> **ACTION ITEM**
The whole of the data is to be duplicated precisely.

> **RECORDS SHOWN**

=== Section Start ===

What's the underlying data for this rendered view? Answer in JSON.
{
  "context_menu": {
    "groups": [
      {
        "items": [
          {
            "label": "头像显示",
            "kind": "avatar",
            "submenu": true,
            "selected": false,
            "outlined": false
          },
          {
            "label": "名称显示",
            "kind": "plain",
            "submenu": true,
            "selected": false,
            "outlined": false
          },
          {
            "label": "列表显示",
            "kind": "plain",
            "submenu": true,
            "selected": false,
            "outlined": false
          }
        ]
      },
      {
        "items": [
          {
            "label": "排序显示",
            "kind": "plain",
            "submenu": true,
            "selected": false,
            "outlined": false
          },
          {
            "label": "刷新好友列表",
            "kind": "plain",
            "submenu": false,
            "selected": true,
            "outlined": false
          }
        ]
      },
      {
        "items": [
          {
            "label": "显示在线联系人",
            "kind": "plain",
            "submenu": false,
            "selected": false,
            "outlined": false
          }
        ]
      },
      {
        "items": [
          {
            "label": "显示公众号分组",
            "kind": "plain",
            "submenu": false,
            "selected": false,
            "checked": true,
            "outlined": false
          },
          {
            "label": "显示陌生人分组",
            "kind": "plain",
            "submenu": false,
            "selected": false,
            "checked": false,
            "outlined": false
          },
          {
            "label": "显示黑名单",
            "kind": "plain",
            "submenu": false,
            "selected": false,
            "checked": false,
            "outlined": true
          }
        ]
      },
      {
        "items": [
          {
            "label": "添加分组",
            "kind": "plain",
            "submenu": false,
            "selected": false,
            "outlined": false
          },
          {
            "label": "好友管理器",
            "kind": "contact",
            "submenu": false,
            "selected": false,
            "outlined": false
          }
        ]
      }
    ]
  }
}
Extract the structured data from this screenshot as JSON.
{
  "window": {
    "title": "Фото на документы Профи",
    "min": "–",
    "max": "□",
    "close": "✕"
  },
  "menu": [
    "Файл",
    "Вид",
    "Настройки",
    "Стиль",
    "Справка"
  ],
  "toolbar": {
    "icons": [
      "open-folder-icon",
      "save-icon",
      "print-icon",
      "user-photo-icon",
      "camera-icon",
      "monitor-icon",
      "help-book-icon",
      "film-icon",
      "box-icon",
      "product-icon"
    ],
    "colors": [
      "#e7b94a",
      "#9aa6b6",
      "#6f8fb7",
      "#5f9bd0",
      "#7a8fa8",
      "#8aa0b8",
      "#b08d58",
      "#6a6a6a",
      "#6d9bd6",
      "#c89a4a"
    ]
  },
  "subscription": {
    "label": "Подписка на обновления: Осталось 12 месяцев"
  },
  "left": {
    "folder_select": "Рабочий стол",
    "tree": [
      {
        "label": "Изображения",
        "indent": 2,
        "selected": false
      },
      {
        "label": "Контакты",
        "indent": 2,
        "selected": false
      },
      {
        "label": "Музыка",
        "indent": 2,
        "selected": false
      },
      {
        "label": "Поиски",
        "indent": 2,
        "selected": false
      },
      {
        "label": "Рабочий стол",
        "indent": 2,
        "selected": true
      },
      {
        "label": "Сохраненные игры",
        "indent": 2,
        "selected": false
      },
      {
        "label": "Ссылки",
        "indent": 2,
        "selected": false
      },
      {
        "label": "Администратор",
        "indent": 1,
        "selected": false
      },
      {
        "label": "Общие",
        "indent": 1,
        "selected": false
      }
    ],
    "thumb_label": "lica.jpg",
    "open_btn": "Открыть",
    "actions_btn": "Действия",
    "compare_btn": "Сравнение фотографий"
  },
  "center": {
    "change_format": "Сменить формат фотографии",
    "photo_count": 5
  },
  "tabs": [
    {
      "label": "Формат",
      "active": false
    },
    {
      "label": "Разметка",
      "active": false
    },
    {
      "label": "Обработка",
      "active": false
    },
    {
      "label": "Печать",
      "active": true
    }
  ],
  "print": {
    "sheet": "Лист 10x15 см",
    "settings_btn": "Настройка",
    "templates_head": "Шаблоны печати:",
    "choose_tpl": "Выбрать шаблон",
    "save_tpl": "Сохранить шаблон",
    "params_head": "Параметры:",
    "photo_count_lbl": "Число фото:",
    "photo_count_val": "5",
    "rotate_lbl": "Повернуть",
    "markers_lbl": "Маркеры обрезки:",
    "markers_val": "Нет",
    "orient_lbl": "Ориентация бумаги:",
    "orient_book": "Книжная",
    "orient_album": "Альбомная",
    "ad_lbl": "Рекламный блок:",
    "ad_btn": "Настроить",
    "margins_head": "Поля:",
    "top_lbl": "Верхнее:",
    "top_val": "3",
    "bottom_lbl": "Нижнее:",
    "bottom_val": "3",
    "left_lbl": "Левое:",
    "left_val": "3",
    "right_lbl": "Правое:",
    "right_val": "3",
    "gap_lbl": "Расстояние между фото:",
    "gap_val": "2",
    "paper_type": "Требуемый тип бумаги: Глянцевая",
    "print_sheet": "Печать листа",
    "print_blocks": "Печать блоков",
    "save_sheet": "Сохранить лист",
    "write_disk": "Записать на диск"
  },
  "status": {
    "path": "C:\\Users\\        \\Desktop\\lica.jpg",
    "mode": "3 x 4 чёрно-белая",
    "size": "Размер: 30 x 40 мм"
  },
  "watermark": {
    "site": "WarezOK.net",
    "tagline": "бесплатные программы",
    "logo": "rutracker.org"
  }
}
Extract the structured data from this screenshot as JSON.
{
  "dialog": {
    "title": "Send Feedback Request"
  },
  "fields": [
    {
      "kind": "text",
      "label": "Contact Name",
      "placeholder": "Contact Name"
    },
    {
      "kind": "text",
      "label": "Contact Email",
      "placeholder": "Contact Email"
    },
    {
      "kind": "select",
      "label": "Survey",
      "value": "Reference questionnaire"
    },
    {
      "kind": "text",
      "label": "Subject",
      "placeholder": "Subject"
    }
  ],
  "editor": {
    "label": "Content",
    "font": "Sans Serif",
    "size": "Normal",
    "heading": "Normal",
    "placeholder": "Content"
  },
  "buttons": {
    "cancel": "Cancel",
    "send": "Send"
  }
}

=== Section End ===

> **RESPONSE BELOW**
What's the underlying data for this rendered view? Answer in JSON.
{
  "context_menu": {
    "groups": [
      {
        "items": [
          {
            "label": "头像显示",
            "kind": "avatar",
            "submenu": true,
            "selected": false,
            "outlined": false
          },
          {
            "label": "名称显示",
            "kind": "plain",
            "submenu": true,
            "selected": false,
            "outlined": false
          },
          {
            "label": "列表显示",
            "kind": "plain",
            "submenu": true,
            "selected": false,
            "outlined": false
          }
        ]
      },
      {
        "items": [
          {
            "label": "排序显示",
            "kind": "plain",
            "submenu": true,
            "selected": false,
            "outlined": false
          },
          {
            "label": "刷新好友列表",
            "kind": "plain",
            "submenu": false,
            "selected": true,
            "outlined": false
          }
        ]
      },
      {
        "items": [
          {
            "label": "显示在线联系人",
            "kind": "plain",
            "submenu": false,
            "selected": false,
            "outlined": false
          }
        ]
      },
      {
        "items": [
          {
            "label": "显示公众号分组",
            "kind": "plain",
            "submenu": false,
            "selected": false,
            "checked": true,
            "outlined": false
          },
          {
            "label": "显示陌生人分组",
            "kind": "plain",
            "submenu": false,
            "selected": false,
            "checked": false,
            "outlined": false
          },
          {
            "label": "显示黑名单",
            "kind": "plain",
            "submenu": false,
            "selected": false,
            "checked": false,
            "outlined": true
          }
        ]
      },
      {
        "items": [
          {
            "label": "添加分组",
            "kind": "plain",
            "submenu": false,
            "selected": false,
            "outlined": false
          },
          {
            "label": "好友管理器",
            "kind": "contact",
            "submenu": false,
            "selected": false,
            "outlined": false
          }
        ]
      }
    ]
  }
}
Extract the structured data from this screenshot as JSON.
{
  "window": {
    "title": "Фото на документы Профи",
    "min": "–",
    "max": "□",
    "close": "✕"
  },
  "menu": [
    "Файл",
    "Вид",
    "Настройки",
    "Стиль",
    "Справка"
  ],
  "toolbar": {
    "icons": [
      "open-folder-icon",
      "save-icon",
      "print-icon",
      "user-photo-icon",
      "camera-icon",
      "monitor-icon",
      "help-book-icon",
      "film-icon",
      "box-icon",
      "product-icon"
    ],
    "colors": [
      "#e7b94a",
      "#9aa6b6",
      "#6f8fb7",
      "#5f9bd0",
      "#7a8fa8",
      "#8aa0b8",
      "#b08d58",
      "#6a6a6a",
      "#6d9bd6",
      "#c89a4a"
    ]
  },
  "subscription": {
    "label": "Подписка на обновления: Осталось 12 месяцев"
  },
  "left": {
    "folder_select": "Рабочий стол",
    "tree": [
      {
        "label": "Изображения",
        "indent": 2,
        "selected": false
      },
      {
        "label": "Контакты",
        "indent": 2,
        "selected": false
      },
      {
        "label": "Музыка",
        "indent": 2,
        "selected": false
      },
      {
        "label": "Поиски",
        "indent": 2,
        "selected": false
      },
      {
        "label": "Рабочий стол",
        "indent": 2,
        "selected": true
      },
      {
        "label": "Сохраненные игры",
        "indent": 2,
        "selected": false
      },
      {
        "label": "Ссылки",
        "indent": 2,
        "selected": false
      },
      {
        "label": "Администратор",
        "indent": 1,
        "selected": false
      },
      {
        "label": "Общие",
        "indent": 1,
        "selected": false
      }
    ],
    "thumb_label": "lica.jpg",
    "open_btn": "Открыть",
    "actions_btn": "Действия",
    "compare_btn": "Сравнение фотографий"
  },
  "center": {
    "change_format": "Сменить формат фотографии",
    "photo_count": 5
  },
  "tabs": [
    {
      "label": "Формат",
      "active": false
    },
    {
      "label": "Разметка",
      "active": false
    },
    {
      "label": "Обработка",
      "active": false
    },
    {
      "label": "Печать",
      "active": true
    }
  ],
  "print": {
    "sheet": "Лист 10x15 см",
    "settings_btn": "Настройка",
    "templates_head": "Шаблоны печати:",
    "choose_tpl": "Выбрать шаблон",
    "save_tpl": "Сохранить шаблон",
    "params_head": "Параметры:",
    "photo_count_lbl": "Число фото:",
    "photo_count_val": "5",
    "rotate_lbl": "Повернуть",
    "markers_lbl": "Маркеры обрезки:",
    "markers_val": "Нет",
    "orient_lbl": "Ориентация бумаги:",
    "orient_book": "Книжная",
    "orient_album": "Альбомная",
    "ad_lbl": "Рекламный блок:",
    "ad_btn": "Настроить",
    "margins_head": "Поля:",
    "top_lbl": "Верхнее:",
    "top_val": "3",
    "bottom_lbl": "Нижнее:",
    "bottom_val": "3",
    "left_lbl": "Левое:",
    "left_val": "3",
    "right_lbl": "Правое:",
    "right_val": "3",
    "gap_lbl": "Расстояние между фото:",
    "gap_val": "2",
    "paper_type": "Требуемый тип бумаги: Глянцевая",
    "print_sheet": "Печать листа",
    "print_blocks": "Печать блоков",
    "save_sheet": "Сохранить лист",
    "write_disk": "Записать на диск"
  },
  "status": {
    "path": "C:\\Users\\        \\Desktop\\lica.jpg",
    "mode": "3 x 4 чёрно-белая",
    "size": "Размер: 30 x 40 мм"
  },
  "watermark": {
    "site": "WarezOK.net",
    "tagline": "бесплатные программы",
    "logo": "rutracker.org"
  }
}
Extract the structured data from this screenshot as JSON.
{
  "dialog": {
    "title": "Send Feedback Request"
  },
  "fields": [
    {
      "kind": "text",
      "label": "Contact Name",
      "placeholder": "Contact Name"
    },
    {
      "kind": "text",
      "label": "Contact Email",
      "placeholder": "Contact Email"
    },
    {
      "kind": "select",
      "label": "Survey",
      "value": "Reference questionnaire"
    },
    {
      "kind": "text",
      "label": "Subject",
      "placeholder": "Subject"
    }
  ],
  "editor": {
    "label": "Content",
    "font": "Sans Serif",
    "size": "Normal",
    "heading": "Normal",
    "placeholder": "Content"
  },
  "buttons": {
    "cancel": "Cancel",
    "send": "Send"
  }
}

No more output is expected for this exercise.